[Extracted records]
____________

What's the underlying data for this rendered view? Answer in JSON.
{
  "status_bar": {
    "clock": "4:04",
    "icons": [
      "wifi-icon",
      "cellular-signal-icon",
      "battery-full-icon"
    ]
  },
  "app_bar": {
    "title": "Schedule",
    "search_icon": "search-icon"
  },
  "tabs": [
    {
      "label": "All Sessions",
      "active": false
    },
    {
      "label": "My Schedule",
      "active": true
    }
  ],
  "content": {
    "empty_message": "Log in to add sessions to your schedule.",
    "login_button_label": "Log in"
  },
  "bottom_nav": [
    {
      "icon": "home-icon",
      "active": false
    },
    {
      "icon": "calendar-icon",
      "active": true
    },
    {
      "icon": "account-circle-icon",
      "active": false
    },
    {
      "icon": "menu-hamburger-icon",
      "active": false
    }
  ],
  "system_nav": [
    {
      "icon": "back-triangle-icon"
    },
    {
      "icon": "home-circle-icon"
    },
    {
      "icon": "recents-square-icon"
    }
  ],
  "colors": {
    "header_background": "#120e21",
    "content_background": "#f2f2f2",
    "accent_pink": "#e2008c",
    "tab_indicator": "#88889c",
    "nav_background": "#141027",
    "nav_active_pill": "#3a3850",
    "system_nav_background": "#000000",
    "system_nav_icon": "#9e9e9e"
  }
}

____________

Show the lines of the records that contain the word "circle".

**Response area**
      "icon": "account-circle-icon",
      "icon": "home-circle-icon"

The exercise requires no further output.